Wednesday, May 9, 2012

Antiquated Love

“A house with old furniture has no need of ghosts to be haunted.” ~ Hope Mirrlees

Antiques have been a passion of mine for some time. Those close to me know this. But I never really go into detail about why, exactly. And quite frankly, I'm not altogether sure myself why collecting them fills my insides with a mixture of warmth, mystery, curiosity, imagination, haunting and comfort.

It's the same with classic films and songs ... or fitting covers, like this one I listen to on rainy days: Madeleine Peyroux

It's something that started when I was a kid, always drawn to "old things," whether around my parents' house or my grandma's house. It seemed like what was someone's overlooked junk, was my treasure. But as I grew older, I started searching for particular pieces, phones especially. I have a couple of antique ones now, one from the early 1930s with a brass earpiece ... and another, well ... the story behind this one is interesting.

I'd say at least 15, 16 years ago, I started searching for what is called a "candlestick" phone, which is one of those upright 1920s phones that is sleek like a candlestick with a hook on the side that the earpiece hangs from. I would literally walk into every antique store I came across and search and ask. No one ever said "yes, we have one" — until last month.

It's strange. The two most significant pieces (to me) I've ever found, an old Underwood typewriter, circa 1890s, and this candle stick phone, have been while on vacation ... and often at a time when I was going through a lot or just in the midst of an intense period of self growth — kind of searching, yearning for something to set my heart aflame.

This time was no different.

I was walking with my friend Katie in Savannah last month and we saw an Antique mall. She told me to go in, but I had been ready to pass by, having gotten to a point over the years of thinking I'd never stumbled upon the piece "naturally" and would have to look for one online.

So I walk in anyway, just glance through and am about to leave, when something inside me tells me to ask the woman at the counter anyway. So I do. She practically jumps up "Why yes! We do have one. Let me take you to it!"

If someone could have seen my face, they probably would have had to gently close my slightly parted lips and aghast expression. She explained that an older man came in a week or so ago and asked for that very same piece, specifically, and out of nowhere. She told him they didn't have it because she didn't realize what style phone he'd meant.

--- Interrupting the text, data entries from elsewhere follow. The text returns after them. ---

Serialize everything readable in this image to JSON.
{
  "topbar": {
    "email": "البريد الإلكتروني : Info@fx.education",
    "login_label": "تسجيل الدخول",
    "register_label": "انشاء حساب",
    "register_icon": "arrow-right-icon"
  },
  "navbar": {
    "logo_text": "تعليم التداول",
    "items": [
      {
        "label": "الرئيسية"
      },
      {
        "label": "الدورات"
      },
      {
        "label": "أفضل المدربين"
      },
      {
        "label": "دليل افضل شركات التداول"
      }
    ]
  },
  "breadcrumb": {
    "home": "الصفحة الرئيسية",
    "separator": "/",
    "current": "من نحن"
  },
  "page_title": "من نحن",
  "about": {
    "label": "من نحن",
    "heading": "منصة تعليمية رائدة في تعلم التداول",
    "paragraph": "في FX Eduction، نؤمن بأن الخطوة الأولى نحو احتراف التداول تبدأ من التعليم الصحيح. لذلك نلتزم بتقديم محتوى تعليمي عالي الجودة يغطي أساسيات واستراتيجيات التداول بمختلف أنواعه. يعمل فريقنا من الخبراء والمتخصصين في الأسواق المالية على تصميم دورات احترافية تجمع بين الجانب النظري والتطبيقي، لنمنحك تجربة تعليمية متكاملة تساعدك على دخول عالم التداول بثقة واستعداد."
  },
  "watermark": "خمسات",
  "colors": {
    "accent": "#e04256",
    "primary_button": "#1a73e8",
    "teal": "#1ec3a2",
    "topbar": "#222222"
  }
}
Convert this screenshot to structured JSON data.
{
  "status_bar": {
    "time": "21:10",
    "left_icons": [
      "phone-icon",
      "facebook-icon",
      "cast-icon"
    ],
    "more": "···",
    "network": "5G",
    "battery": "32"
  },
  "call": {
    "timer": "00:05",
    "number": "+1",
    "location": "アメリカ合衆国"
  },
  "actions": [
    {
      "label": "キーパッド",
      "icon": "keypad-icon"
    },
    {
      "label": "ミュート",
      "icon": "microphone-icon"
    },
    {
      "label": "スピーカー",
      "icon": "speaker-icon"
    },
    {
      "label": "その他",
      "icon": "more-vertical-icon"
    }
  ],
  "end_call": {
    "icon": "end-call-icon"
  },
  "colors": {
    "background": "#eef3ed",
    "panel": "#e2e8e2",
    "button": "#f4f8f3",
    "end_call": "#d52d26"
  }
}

The owner of the store berated her, since it's a rare piece these days and the guy probably would have paid for it. So as soon as I asked, she knew right away.

I heard all this, but I just kept staring at it ... black, brass, so many conversations once trilled through its mouth and earpiece, trembled through its now tattered phone cord. It was beautiful. It would be a splurge.

But I had to have it.

The woman looked at me and said, "I guess it's a good thing I made that mistake. It was meant to be."

As soon as it was placed in my hands, I felt my heart swell with a thousand emotions. Disbelief the greatest. I mean, this is something I've been searching to find for at least 15 years. In fact, I've had several friends looking for it as well.

Now it's mounted on a stand in my place. And, like my Underwood typewriter, every time I look at it, I feel nostalgic for a time I've never actually seen ... well in this life anyway.

Yet, call it the "old soul" in me, but antiques somehow give me a sense of "home." And to tie in with my quote, they haunt me, too ... but in beautiful ways. I wonder who owned them, what their life story was. In the case of the typewriter — obviously symbolic to my own passion — what words were born through the touch of its keys? What stories were told, letters written ... secrets unfolded?

With the phone, I imagine it may have been in a hotel down south somewhere, witness to various discourse, maybe laughter, tears, tension. I'm not sure why certain pieces pull me in like a moth to a flame, but these ones do.

And now, I've been able to cross one more off my list.

I can only dare to dream where and when I'll find the next ...



  1. i love this story! and i love that you bought it during my wedding weekend down in good ole sa-vaaaan-nah :)

    1. Thanks Claire :-) me, too. Not only was I there for a special occasion, this made it even more meaningful and symbolic <3

  2. You share my love of antiques and of all things vintage...we're "old souls" indeed my friend. Beautiful post.

    1. Keith ... I'm somehow not surprised :-) and thank, fellow old soul.